Residential buildings changed forever in 1852 when Elisha Otis invented the first “safe” elevator that had the ability to catch passengers in case of a cable break. The higher floors, which were typically reserved for the lower class due to being less desirable, were suddenly all the rage.
As a result, the buildings got taller and taller, and in 1931 the Empire State Building was completed becoming the tallest building from 1931 to 1971. The tallest building today? Saudi Arabia’s Jeddah Tower standing at 3,280 feet. It is a mix use building filled with apartments, a Four Seasons Hotel, shops and a whole lot more.
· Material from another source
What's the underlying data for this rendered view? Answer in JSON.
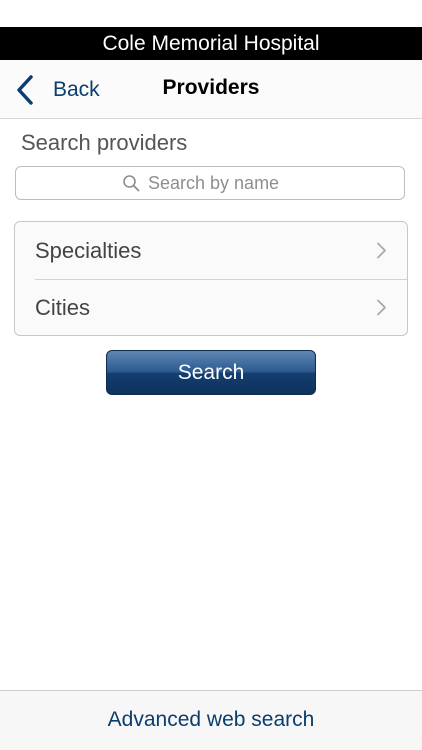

So, what is the benefit of living this high-rise lifestyle? While the views are certainly spectacular with the average price of a unit going up $5,000 for every floor you scale, there has to be something more to make this way of life have serious staying power.
The number one benefit most owners would say is security. Having a doorman, building staff, and even a fulltime concierge is now seen as a top-notch perk. Museum Tower in Dallas, known to be the cream of the crop amongst luxury homeowners, offers Thursday night cocktail parties for residents organized by the permanent concierge and even recently had a State Fair Party complete with corny dogs and even a midway with games and prizes.
Having set monthly costs is also a plus as most high rises will have an HOA that includes most of your utilities, valet, pool maintenance, exercise rooms, and even a handyman. These homes are usually in some of the more walkable areas of the city and result luxury services and transportation being more accessible.
And last but certainly not least, living in a high rise is having a built-in family. People tend to be very close with their building neighbors, and in a time where loneliness and isolation is at the top of all of our minds, this benefit alone could be the one factor that makes people make the decision to finally sell their sprawling spread and move to their new home high in the sky.